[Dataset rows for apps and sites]
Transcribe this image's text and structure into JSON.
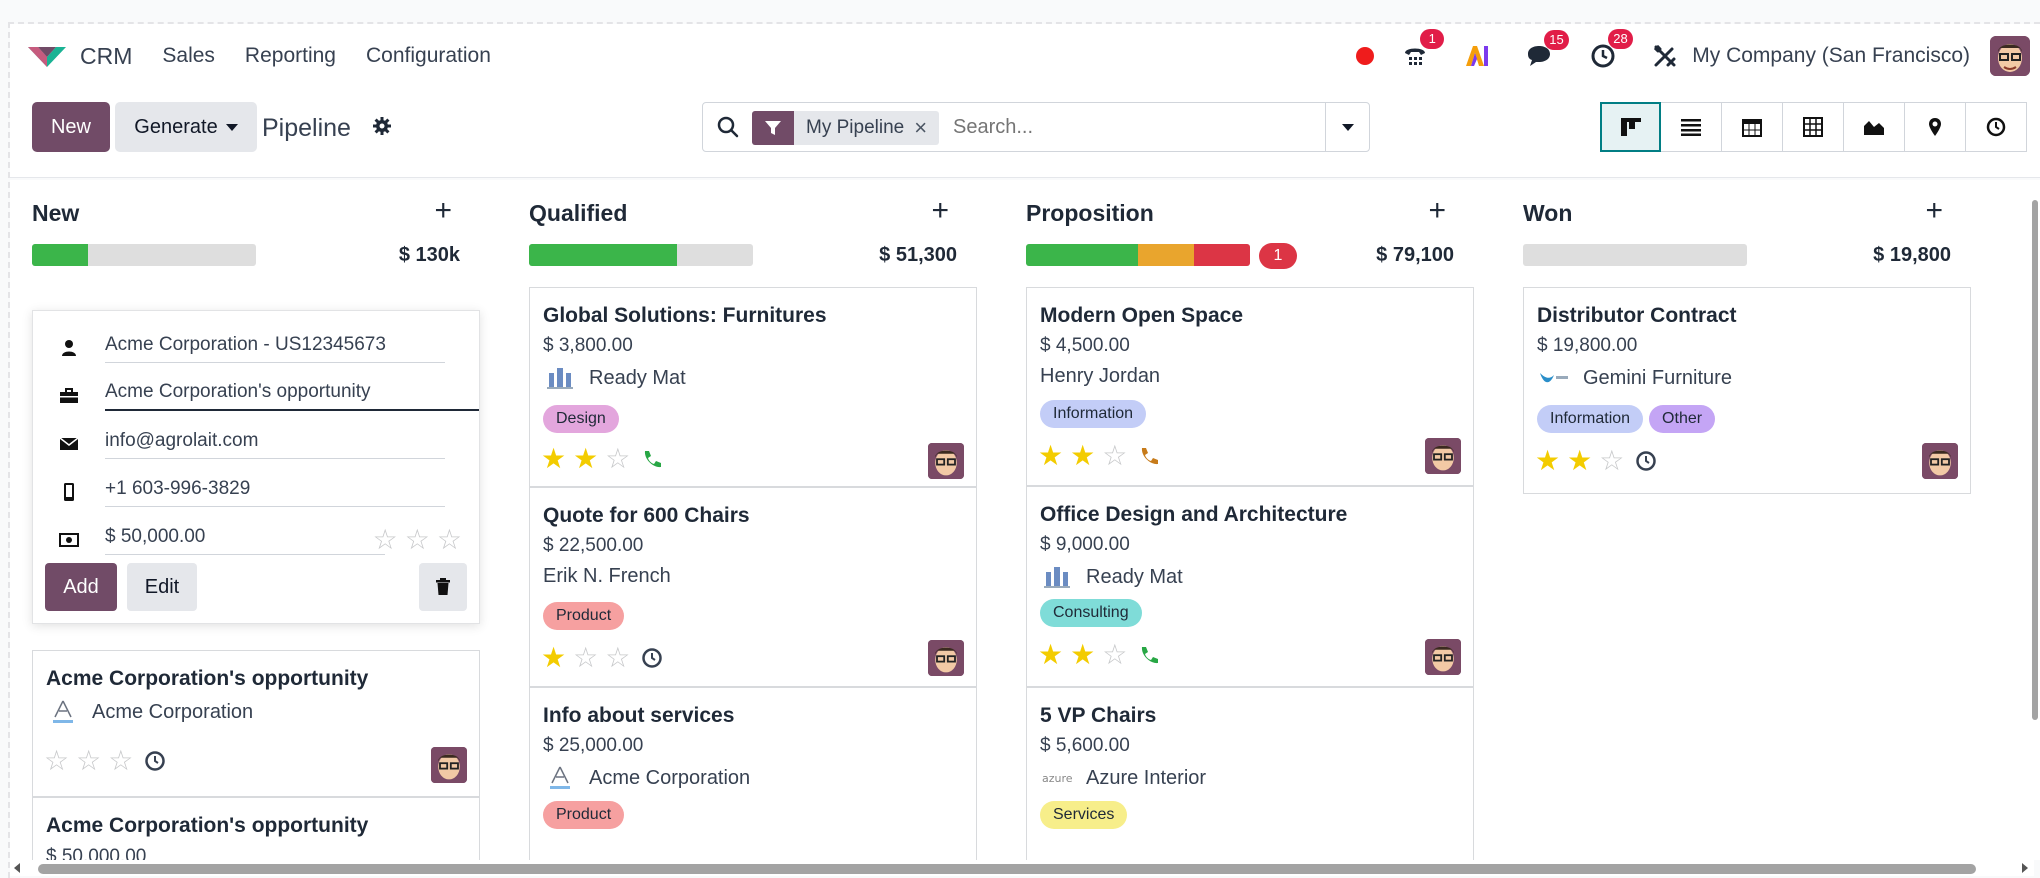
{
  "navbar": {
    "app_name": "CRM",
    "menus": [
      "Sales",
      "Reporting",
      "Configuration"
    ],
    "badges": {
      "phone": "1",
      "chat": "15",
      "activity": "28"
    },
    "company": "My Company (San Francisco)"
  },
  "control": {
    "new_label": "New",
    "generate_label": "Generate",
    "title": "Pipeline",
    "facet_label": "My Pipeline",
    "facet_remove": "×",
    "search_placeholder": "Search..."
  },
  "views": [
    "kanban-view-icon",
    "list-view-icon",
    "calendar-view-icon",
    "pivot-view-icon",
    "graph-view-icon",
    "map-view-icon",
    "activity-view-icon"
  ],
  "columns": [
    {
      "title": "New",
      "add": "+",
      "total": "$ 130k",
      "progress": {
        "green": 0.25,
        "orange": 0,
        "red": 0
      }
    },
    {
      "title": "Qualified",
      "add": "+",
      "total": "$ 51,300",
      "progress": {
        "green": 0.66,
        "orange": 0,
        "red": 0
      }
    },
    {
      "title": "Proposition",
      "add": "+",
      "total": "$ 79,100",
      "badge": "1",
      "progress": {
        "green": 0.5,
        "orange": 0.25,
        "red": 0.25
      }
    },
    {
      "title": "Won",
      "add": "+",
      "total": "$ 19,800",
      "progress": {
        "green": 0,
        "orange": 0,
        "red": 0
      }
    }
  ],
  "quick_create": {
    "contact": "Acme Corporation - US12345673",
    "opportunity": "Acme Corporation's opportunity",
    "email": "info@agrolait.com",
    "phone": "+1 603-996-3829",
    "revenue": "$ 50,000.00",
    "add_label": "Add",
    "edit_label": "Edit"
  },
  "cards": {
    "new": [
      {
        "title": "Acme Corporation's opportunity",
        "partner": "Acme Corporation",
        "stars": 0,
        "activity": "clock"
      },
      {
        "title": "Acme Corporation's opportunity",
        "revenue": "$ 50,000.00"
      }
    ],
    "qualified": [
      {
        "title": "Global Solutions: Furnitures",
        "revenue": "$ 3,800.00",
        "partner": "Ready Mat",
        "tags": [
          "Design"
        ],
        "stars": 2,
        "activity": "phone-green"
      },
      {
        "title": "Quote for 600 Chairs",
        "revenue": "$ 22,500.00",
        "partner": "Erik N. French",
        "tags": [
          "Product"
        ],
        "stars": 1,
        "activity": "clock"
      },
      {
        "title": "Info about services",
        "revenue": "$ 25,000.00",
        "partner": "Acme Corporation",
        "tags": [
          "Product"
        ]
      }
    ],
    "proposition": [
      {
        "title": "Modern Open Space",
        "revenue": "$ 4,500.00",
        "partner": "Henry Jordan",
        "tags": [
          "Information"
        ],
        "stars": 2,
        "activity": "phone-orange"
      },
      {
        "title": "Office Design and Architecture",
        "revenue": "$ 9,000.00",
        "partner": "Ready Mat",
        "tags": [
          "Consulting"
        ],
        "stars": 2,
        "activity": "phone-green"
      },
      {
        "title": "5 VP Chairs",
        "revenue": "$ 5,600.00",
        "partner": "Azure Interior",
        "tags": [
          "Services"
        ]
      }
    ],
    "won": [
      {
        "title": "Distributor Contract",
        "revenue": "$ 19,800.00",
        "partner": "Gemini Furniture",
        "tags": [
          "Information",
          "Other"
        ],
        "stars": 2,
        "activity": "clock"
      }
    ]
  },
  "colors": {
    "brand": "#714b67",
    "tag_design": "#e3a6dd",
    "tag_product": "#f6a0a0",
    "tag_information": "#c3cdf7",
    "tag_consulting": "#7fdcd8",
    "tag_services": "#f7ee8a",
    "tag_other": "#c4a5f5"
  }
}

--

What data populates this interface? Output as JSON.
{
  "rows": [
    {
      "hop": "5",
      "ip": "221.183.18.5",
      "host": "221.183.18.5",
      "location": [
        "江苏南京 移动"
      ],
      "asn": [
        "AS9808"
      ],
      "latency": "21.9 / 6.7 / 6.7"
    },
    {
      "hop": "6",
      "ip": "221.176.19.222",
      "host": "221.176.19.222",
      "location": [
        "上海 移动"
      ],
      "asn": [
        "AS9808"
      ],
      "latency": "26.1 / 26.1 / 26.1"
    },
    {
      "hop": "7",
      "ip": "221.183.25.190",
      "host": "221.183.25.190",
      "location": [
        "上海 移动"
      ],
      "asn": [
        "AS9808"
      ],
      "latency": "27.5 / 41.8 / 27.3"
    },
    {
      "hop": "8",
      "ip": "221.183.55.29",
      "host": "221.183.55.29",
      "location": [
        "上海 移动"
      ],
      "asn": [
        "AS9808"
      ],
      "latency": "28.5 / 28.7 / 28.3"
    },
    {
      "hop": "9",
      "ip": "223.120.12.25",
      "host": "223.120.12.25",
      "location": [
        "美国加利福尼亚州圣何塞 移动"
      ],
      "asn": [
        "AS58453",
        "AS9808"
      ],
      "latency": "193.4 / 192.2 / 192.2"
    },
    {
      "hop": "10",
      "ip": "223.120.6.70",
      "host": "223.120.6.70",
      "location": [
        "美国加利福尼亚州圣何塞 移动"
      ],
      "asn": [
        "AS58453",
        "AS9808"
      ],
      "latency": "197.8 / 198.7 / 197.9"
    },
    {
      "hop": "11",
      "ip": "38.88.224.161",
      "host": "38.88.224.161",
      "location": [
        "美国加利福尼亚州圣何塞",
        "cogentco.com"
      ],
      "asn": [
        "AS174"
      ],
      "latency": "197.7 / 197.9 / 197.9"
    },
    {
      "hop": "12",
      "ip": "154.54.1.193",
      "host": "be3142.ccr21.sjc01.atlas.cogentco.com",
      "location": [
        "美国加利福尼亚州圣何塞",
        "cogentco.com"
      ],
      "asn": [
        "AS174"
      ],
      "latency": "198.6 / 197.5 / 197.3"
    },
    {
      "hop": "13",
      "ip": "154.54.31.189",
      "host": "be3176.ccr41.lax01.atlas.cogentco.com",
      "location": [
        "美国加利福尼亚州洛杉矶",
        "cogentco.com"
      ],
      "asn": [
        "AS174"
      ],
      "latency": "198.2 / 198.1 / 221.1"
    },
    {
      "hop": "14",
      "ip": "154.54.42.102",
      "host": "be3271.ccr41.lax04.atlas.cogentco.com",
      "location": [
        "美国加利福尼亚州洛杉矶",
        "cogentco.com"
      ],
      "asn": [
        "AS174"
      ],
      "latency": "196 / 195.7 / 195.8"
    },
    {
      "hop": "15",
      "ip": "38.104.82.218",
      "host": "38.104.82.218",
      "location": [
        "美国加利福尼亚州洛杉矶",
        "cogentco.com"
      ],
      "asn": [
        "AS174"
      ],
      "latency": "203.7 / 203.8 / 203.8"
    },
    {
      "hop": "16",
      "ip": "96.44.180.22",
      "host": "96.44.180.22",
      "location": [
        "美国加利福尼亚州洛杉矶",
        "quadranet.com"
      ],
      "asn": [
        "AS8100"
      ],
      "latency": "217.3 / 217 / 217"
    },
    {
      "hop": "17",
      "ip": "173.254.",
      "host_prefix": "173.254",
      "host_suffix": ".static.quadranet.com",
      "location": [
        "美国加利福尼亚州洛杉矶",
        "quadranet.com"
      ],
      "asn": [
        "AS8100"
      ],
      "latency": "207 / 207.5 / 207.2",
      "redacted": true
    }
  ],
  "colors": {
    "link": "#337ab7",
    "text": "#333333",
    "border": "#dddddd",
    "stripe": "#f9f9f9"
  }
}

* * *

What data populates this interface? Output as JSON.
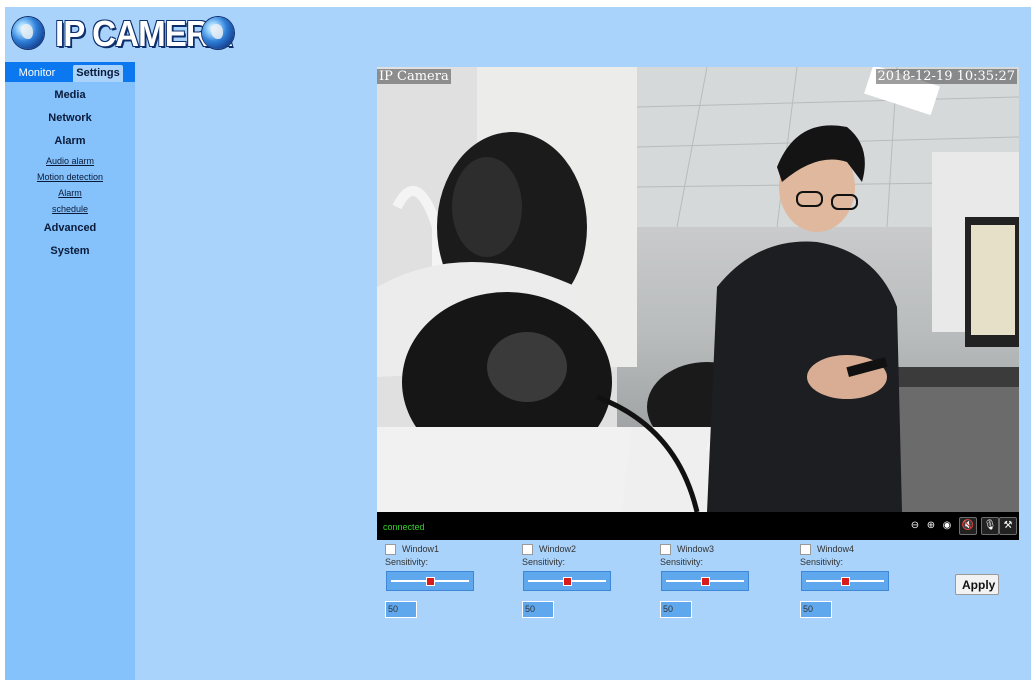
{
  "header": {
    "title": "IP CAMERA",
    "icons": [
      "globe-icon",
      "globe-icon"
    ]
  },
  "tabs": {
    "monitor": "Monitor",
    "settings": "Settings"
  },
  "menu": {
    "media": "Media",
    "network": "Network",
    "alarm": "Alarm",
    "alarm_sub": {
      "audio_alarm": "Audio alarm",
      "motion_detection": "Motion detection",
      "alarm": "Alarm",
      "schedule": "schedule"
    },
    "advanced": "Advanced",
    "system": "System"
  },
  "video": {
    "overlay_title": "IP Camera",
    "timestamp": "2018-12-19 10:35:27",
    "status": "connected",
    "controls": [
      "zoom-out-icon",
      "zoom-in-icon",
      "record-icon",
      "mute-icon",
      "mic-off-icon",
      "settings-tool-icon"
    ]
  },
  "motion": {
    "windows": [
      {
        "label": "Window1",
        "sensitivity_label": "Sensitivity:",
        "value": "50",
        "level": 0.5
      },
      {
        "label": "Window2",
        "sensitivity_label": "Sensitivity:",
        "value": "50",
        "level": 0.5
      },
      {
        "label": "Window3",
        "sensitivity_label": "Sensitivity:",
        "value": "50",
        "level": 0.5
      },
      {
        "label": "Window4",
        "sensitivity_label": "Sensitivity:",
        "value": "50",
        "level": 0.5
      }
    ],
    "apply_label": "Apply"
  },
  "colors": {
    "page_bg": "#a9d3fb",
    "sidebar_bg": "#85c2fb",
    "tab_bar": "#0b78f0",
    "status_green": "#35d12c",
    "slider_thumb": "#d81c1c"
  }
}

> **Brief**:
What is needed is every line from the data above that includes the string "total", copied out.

> **Exercise solution**:
      "total": "$ 130k",
      "total": "$ 51,300",
      "total": "$ 79,100",
      "total": "$ 19,800",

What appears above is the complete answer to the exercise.